------ Dataset content

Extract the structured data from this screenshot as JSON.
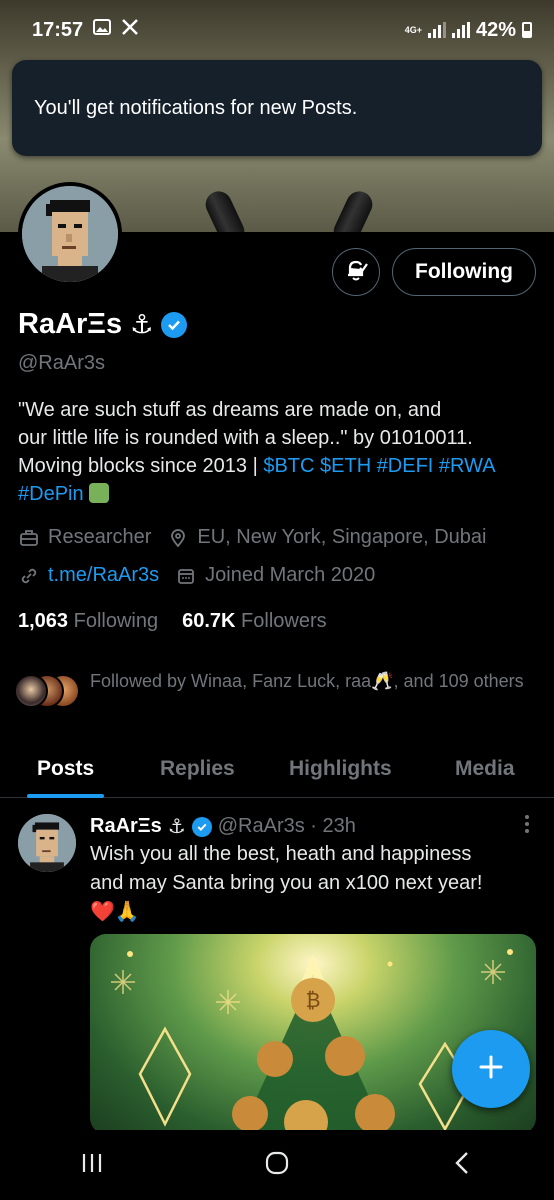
{
  "status_bar": {
    "time": "17:57",
    "network": "4G+",
    "battery": "42%"
  },
  "toast": {
    "message": "You'll get notifications for new Posts."
  },
  "profile": {
    "following_button": "Following",
    "name": "RaArΞs",
    "anchor": "⚓",
    "handle": "@RaAr3s",
    "bio_line1": "\"We are such stuff as dreams are made on, and",
    "bio_line2": "our little life is rounded with a sleep..\" by 01010011.",
    "bio_line3": "Moving blocks since 2013 | ",
    "bio_tags_line3": "$BTC $ETH #DEFI #RWA",
    "bio_tags_line4": "#DePin",
    "profession": "Researcher",
    "location": "EU, New York, Singapore, Dubai",
    "link": "t.me/RaAr3s",
    "joined": "Joined March 2020",
    "following_count": "1,063",
    "following_label": "Following",
    "followers_count": "60.7K",
    "followers_label": "Followers",
    "followed_by": "Followed by Winaa, Fanz Luck, raa🥂, and 109 others"
  },
  "tabs": [
    {
      "label": "Posts"
    },
    {
      "label": "Replies"
    },
    {
      "label": "Highlights"
    },
    {
      "label": "Media"
    }
  ],
  "post": {
    "name": "RaArΞs",
    "anchor": "⚓",
    "meta": "@RaAr3s · 23h",
    "text_line1": "Wish you all the best, heath and happiness",
    "text_line2": "and may Santa bring you an x100 next year!",
    "emojis": "❤️🙏"
  },
  "colors": {
    "accent": "#1d9bf0",
    "background": "#000000",
    "muted": "#71767b",
    "toast_bg": "#15202b"
  },
  "icons": [
    "bell-subscribed-icon",
    "verified-badge-icon",
    "briefcase-icon",
    "location-pin-icon",
    "link-icon",
    "calendar-icon",
    "plus-icon",
    "recents-icon",
    "home-icon",
    "back-icon"
  ]
}
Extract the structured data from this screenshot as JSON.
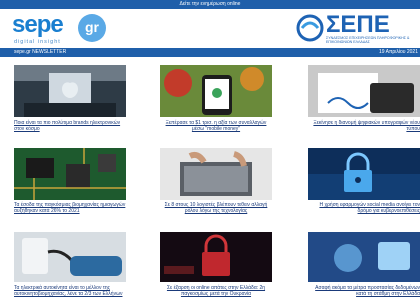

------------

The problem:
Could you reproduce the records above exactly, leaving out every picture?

Exercise solution:
Extract the structured data from this screenshot as JSON.
{
  "status_bar": {
    "time": "17:57",
    "network": "4G+",
    "battery": "42%"
  },
  "toast": {
    "message": "You'll get notifications for new Posts."
  },
  "profile": {
    "following_button": "Following",
    "name": "RaArΞs",
    "anchor": "⚓",
    "handle": "@RaAr3s",
    "bio_line1": "\"We are such stuff as dreams are made on, and",
    "bio_line2": "our little life is rounded with a sleep..\" by 01010011.",
    "bio_line3": "Moving blocks since 2013 | ",
    "bio_tags_line3": "$BTC $ETH #DEFI #RWA",
    "bio_tags_line4": "#DePin",
    "profession": "Researcher",
    "location": "EU, New York, Singapore, Dubai",
    "link": "t.me/RaAr3s",
    "joined": "Joined March 2020",
    "following_count": "1,063",
    "following_label": "Following",
    "followers_count": "60.7K",
    "followers_label": "Followers",
    "followed_by": "Followed by Winaa, Fanz Luck, raa🥂, and 109 others"
  },
  "tabs": [
    {
      "label": "Posts"
    },
    {
      "label": "Replies"
    },
    {
      "label": "Highlights"
    },
    {
      "label": "Media"
    }
  ],
  "post": {
    "name": "RaArΞs",
    "anchor": "⚓",
    "meta": "@RaAr3s · 23h",
    "text_line1": "Wish you all the best, heath and happiness",
    "text_line2": "and may Santa bring you an x100 next year!",
    "emojis": "❤️🙏"
  },
  "colors": {
    "accent": "#1d9bf0",
    "background": "#000000",
    "muted": "#71767b",
    "toast_bg": "#15202b"
  },
  "icons": [
    "bell-subscribed-icon",
    "verified-badge-icon",
    "briefcase-icon",
    "location-pin-icon",
    "link-icon",
    "calendar-icon",
    "plus-icon",
    "recents-icon",
    "home-icon",
    "back-icon"
  ]
}
Extract the structured data from this screenshot as JSON.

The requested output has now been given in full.